In order to take control of the US Senate, Republicans have to win six seats in the midterm elections.  Or is it five? That depends on one of the two Senators unaffiliated with either major party. Bernie Sanders, a professed socialist, may run for the Democratic Party presidential nomination in 2016, so a Sanders flip is unlikely in the extreme. But what about Maine’s Angus King? He caucuses with Democrats now, but he’s, er … mulling his options after opposing the Democratic pay-equity ploy:

Sen. Angus King (I-Maine), who caucuses with the Democrats, will decide after the midterm elections whether to switch sides and join the Republicans.

He is leaving open the possibility of aligning himself with the GOP if control of the upper chamber changes hands.

“I’ll make my decision at the time based on what I think is best for Maine,” King told The Hill Wednesday after voting with Republicans to block the Paycheck Fairness Act, a measure at the center for the 2014 Democratic campaign agenda.
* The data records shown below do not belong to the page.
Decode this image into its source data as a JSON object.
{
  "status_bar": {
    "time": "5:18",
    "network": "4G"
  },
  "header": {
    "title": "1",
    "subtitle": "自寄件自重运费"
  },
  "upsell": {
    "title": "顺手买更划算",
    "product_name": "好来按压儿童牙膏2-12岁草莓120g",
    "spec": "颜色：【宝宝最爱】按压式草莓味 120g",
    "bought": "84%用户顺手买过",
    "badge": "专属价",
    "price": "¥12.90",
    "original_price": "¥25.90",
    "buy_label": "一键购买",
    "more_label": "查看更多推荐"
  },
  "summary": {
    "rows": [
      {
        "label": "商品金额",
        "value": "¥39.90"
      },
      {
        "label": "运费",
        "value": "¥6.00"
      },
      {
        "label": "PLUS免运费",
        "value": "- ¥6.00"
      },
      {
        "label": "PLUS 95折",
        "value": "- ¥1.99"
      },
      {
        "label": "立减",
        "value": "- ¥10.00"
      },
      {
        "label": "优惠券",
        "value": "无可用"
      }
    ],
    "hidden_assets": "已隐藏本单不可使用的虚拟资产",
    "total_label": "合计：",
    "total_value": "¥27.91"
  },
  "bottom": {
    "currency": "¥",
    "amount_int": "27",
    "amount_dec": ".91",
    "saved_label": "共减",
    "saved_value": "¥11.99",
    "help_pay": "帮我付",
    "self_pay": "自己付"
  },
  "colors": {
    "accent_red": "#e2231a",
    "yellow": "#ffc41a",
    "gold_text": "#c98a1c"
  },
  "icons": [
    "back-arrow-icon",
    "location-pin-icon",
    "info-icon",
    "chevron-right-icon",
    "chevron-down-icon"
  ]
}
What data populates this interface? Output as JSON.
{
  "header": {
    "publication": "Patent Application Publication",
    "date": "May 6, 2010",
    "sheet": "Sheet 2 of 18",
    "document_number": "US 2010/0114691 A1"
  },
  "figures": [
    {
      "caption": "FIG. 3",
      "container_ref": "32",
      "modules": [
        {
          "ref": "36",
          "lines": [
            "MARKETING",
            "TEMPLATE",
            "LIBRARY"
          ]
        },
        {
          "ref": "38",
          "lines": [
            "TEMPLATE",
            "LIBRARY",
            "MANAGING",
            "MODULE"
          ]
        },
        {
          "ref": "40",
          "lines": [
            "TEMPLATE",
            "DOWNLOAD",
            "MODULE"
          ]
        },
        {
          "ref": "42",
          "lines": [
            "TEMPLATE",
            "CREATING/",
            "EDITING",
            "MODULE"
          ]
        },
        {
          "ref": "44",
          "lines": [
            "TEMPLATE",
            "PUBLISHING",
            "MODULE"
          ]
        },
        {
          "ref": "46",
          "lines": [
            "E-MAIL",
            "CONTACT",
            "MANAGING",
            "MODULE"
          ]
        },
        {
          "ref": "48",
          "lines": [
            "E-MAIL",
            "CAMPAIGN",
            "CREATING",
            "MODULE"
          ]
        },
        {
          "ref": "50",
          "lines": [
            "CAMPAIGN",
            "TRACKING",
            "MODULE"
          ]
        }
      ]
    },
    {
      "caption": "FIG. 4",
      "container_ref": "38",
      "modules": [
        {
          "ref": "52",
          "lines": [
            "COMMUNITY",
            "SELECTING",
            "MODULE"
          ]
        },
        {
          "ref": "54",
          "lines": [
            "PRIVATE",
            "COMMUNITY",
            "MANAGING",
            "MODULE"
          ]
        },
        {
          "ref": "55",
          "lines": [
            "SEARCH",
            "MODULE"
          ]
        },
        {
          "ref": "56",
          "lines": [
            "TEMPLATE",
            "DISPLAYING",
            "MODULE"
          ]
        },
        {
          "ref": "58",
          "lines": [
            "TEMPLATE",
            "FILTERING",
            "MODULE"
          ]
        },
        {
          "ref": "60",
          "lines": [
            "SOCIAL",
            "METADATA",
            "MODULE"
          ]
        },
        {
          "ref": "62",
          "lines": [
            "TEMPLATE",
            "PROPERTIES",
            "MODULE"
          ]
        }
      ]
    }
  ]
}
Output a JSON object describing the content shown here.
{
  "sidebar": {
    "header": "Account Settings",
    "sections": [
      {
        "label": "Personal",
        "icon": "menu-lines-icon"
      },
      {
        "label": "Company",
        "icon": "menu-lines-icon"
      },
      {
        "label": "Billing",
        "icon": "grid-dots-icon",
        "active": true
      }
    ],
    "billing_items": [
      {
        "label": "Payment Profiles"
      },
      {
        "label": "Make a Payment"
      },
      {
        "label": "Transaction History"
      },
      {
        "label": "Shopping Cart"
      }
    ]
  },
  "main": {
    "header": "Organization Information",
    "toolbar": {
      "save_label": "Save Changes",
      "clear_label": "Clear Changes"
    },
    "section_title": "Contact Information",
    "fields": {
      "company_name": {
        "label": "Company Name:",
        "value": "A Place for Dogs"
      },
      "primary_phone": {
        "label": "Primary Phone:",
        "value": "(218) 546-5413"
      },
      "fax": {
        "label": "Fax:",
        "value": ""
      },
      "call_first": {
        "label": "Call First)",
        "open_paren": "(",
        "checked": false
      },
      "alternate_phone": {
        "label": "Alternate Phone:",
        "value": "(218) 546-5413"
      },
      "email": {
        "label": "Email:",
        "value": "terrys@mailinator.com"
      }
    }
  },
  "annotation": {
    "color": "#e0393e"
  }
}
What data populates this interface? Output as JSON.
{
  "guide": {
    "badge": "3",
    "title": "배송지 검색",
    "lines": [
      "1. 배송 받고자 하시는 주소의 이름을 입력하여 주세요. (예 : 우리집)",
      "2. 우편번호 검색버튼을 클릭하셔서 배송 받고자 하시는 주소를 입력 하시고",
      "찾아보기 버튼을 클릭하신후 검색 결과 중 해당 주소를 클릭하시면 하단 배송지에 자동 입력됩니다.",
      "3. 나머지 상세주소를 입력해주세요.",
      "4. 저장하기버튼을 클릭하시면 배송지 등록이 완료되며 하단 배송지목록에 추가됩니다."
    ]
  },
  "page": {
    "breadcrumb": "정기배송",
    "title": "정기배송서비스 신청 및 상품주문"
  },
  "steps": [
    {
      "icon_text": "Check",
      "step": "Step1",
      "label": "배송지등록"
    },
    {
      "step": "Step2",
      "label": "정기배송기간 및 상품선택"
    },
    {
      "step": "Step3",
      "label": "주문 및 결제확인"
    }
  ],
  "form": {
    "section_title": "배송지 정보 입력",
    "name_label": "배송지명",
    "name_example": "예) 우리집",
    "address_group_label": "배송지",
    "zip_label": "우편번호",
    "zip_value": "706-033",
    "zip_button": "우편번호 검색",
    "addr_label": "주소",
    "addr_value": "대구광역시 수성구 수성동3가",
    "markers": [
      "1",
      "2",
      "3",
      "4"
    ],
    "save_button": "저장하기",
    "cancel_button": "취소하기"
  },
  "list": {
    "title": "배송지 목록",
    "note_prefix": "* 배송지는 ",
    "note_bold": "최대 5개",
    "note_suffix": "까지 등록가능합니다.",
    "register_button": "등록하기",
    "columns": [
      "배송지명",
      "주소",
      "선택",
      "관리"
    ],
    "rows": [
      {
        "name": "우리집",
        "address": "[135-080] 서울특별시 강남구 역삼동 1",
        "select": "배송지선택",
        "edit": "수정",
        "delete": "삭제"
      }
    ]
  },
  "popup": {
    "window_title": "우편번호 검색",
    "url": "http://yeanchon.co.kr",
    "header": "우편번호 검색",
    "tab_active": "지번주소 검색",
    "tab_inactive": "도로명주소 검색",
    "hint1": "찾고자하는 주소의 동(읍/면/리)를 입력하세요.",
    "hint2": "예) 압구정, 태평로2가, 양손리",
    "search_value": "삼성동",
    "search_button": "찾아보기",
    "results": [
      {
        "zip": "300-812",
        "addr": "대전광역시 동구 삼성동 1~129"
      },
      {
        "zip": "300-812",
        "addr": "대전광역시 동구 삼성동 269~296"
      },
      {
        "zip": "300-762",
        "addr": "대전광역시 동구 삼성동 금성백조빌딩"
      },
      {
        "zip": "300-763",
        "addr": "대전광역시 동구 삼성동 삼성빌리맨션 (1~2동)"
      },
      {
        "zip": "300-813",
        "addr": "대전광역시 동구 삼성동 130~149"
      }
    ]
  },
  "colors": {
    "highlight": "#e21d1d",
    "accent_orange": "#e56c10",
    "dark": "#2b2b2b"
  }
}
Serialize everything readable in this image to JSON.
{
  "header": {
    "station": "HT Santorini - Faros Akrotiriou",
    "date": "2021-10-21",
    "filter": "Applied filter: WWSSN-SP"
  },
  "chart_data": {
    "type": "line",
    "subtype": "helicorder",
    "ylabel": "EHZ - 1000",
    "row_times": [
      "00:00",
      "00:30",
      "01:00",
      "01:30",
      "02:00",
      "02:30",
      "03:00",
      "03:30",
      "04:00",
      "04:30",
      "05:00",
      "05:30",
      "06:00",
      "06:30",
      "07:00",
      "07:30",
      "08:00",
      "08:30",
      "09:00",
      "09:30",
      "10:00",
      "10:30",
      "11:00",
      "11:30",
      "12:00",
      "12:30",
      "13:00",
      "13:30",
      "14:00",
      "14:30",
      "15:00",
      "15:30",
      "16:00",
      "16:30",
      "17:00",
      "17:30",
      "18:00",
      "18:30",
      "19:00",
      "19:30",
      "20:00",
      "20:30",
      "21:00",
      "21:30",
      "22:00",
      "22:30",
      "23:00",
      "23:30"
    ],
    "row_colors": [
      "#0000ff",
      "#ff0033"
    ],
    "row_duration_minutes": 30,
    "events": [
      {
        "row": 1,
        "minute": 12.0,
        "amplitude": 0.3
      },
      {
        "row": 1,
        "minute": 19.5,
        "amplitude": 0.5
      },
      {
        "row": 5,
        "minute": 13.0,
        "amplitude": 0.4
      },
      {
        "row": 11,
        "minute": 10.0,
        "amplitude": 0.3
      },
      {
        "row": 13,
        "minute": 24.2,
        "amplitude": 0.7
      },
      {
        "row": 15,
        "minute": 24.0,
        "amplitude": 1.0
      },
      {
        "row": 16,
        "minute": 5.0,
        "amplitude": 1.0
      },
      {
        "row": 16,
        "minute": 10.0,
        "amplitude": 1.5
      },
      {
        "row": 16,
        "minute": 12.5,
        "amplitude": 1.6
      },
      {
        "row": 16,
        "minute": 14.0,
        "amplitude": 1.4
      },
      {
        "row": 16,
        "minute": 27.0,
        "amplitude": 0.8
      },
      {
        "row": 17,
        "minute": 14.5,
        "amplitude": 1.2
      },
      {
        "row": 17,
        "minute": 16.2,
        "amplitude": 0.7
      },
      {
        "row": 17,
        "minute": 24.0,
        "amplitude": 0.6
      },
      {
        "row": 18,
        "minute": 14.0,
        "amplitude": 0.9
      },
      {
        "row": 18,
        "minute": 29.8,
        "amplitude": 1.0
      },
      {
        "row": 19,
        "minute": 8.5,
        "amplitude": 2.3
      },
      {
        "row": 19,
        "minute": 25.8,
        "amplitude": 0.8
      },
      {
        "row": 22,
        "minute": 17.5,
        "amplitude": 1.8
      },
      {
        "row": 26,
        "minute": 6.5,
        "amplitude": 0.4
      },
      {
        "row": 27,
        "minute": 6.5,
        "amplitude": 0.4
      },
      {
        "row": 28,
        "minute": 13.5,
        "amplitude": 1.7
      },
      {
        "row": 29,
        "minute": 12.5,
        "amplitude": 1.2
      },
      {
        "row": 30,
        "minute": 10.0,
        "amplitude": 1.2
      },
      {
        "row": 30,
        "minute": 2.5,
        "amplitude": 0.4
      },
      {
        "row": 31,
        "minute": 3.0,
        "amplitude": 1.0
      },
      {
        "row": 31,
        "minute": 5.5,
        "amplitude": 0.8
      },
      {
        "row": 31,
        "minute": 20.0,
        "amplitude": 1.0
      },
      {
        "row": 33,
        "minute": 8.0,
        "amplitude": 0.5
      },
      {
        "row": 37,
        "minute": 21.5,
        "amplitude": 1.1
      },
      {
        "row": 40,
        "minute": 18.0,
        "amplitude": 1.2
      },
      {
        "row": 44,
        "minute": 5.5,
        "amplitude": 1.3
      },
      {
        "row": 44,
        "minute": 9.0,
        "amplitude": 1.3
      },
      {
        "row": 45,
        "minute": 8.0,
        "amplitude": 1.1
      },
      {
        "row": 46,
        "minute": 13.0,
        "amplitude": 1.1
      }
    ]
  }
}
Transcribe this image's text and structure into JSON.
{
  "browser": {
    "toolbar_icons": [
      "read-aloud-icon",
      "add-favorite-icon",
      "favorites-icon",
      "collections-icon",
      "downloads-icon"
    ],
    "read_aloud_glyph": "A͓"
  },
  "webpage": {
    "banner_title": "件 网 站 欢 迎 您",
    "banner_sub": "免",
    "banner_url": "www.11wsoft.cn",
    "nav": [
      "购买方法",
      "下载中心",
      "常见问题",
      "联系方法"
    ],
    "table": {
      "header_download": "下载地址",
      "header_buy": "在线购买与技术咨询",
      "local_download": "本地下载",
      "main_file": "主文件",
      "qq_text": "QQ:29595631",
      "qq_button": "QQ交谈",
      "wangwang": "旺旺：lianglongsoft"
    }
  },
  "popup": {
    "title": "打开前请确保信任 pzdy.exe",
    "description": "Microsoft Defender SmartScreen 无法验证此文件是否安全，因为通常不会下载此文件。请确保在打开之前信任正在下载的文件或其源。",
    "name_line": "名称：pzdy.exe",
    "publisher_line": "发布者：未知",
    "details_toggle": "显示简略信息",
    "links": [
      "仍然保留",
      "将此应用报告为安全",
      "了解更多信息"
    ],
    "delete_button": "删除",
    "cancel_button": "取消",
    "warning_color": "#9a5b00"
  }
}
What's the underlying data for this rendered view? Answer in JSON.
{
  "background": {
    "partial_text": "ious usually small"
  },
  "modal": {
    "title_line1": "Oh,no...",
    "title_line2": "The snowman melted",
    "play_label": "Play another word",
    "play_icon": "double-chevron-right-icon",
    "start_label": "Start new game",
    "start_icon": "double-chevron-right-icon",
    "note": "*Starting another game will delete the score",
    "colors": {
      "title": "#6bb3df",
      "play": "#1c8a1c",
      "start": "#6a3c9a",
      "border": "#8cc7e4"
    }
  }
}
King’s remarks are a clear indication that congressional leaders on both sides of the aisle will have to woo the 70-year-old senator in order to recruit him to their side.

That would be quite a journey for King, who just this week offered to waterboard former VP Dick Cheney after the latter defended the Bush-era interrogation techniques. King has been firmly in Harry Reid’s camp since replacing Olympia Snowe fifteen months ago. He explained that to Maine voters (who had rejected both Republican and Democratic options in the race) on purely practical grounds. Without an affiliation to a caucus, King would have had no committee assignments at all, and it’s better to caucus with the majority to get more impact.

In other words, don’t expect King to vote in lockstep with the GOP if he switches. And it’s not entirely clear that Senate Republicans will want him unless they absolutely need him. King backs ObamaCare, for instance, and voted in favor of Reid’s nuclear option on the filibuster last year. He also wants federal legislation to limit firearms magazines to 10 rounds, but does not support an assault-weapons ban. King filed an amicus brief with the Supreme Court arguing to strike down the Defense of Marriage Act. Govtrack’s analysis of his voting record puts him on the moderate side of the Democratic caucus, about equivalent with Mark Pryor and Tim Kaine, but slightly more liberal than the most liberal Republican — his colleague Susan Collins.

Don’t expect the GOP to woo him much, in other words, unless they really need him — and they will only really need him if they pick up exactly five seats. Six and they don’t need him to take control; four and he can’t help anyway, unless they can convince Joe Manchin to flip, and they might try him first at five, too. Manchin’s voting record is closer to the GOP than King’s, and the trend in his home state might make him more reliable, too. King will flip to the GOP if they win a majority to any extent, thanks the pragmatism that has him in Reid’s caucus now.